---- Supplied records

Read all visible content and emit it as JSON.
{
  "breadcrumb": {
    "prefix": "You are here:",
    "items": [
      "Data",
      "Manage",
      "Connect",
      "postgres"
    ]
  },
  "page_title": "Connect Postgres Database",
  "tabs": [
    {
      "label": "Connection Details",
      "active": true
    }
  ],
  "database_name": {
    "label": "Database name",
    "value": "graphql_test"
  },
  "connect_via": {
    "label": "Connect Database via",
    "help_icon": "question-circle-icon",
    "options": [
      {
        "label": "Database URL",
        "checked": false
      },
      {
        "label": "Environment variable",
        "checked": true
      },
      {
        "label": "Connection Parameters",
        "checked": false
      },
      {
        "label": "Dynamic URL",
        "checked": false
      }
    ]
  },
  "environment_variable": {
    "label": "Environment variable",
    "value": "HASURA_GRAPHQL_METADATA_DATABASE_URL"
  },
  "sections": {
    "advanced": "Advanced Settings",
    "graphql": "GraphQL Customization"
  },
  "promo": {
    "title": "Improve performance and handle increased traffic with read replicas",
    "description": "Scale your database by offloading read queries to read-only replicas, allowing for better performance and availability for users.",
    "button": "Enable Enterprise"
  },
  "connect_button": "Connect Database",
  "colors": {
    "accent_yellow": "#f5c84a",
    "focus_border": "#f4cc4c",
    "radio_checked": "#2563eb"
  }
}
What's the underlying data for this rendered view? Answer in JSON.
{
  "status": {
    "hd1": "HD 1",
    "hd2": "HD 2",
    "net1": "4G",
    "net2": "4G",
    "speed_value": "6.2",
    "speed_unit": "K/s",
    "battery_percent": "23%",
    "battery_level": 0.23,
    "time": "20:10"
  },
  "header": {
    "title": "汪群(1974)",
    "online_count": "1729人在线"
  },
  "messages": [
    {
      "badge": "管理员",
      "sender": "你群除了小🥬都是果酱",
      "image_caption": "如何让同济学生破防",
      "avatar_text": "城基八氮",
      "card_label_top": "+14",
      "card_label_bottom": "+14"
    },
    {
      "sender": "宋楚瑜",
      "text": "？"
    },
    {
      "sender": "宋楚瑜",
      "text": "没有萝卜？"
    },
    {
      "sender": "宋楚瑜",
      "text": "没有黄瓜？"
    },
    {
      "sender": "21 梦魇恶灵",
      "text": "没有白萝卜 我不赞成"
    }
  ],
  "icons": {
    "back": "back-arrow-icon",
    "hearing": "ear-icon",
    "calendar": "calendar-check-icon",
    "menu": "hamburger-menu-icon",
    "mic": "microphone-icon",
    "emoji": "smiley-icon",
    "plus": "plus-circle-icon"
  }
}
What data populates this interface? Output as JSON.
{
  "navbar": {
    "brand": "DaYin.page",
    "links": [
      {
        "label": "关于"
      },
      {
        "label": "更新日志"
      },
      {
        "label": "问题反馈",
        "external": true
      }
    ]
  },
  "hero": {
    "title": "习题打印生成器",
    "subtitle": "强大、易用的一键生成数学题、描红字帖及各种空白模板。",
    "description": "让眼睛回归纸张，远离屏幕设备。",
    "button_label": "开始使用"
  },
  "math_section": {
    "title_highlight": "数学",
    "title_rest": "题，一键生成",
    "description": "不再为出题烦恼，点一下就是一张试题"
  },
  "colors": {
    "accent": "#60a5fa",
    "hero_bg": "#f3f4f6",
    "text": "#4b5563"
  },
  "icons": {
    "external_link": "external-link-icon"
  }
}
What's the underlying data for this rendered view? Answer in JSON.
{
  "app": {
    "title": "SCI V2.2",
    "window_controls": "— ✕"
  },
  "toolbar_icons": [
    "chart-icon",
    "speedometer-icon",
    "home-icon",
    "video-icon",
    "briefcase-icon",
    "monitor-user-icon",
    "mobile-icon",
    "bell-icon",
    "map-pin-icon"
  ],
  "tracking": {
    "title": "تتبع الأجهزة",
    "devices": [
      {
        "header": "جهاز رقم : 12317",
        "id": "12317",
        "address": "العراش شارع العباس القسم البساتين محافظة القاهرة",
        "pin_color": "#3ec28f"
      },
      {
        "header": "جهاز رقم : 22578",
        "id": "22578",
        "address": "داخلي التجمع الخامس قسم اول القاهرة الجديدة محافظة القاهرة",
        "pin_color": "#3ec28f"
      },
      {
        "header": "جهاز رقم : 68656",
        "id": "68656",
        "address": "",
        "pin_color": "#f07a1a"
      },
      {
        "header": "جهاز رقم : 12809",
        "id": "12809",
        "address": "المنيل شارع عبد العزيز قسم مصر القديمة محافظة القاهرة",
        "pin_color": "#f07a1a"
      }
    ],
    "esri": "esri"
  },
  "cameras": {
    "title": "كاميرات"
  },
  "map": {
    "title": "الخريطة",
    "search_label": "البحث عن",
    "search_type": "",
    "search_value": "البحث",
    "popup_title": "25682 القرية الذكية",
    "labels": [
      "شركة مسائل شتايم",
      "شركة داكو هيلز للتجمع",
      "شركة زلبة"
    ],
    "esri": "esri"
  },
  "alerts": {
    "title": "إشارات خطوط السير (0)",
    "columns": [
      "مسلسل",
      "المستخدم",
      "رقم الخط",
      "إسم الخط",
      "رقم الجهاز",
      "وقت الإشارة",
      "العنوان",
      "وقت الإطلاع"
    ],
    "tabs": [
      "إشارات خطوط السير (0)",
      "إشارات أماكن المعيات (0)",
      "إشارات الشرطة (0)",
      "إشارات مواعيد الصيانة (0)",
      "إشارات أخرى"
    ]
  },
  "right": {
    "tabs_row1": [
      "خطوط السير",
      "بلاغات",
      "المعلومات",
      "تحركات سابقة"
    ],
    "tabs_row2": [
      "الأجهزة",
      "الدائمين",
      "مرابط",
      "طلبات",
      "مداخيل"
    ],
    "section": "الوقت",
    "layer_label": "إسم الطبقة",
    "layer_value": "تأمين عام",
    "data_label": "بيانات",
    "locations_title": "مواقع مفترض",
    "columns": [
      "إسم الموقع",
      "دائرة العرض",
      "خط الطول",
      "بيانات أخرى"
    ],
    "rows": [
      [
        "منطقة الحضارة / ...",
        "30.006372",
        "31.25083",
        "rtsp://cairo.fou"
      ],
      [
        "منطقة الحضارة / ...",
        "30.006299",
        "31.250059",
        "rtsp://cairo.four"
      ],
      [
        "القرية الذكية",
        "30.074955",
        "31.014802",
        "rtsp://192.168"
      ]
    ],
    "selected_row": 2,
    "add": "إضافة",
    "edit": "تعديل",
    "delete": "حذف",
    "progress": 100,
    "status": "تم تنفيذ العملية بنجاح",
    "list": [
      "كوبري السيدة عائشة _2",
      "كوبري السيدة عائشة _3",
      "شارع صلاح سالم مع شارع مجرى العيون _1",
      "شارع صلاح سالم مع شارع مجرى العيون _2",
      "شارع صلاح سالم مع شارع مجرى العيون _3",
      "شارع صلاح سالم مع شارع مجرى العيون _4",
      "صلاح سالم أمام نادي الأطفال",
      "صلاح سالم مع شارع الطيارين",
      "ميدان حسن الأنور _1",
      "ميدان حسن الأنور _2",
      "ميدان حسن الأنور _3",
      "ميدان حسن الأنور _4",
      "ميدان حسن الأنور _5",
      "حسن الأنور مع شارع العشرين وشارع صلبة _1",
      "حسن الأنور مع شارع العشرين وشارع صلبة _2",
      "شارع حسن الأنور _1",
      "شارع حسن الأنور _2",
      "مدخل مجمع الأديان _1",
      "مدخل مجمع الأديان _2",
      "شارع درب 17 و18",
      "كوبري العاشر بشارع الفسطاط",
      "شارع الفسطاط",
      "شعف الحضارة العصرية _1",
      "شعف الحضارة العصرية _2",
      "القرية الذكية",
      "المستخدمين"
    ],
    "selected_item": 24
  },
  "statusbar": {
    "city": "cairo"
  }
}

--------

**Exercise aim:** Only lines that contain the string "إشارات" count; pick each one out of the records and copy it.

**Response:**
    "title": "إشارات خطوط السير (0)",
      "إشارات خطوط السير (0)",
      "إشارات أماكن المعيات (0)",
      "إشارات الشرطة (0)",
      "إشارات مواعيد الصيانة (0)",
      "إشارات أخرى"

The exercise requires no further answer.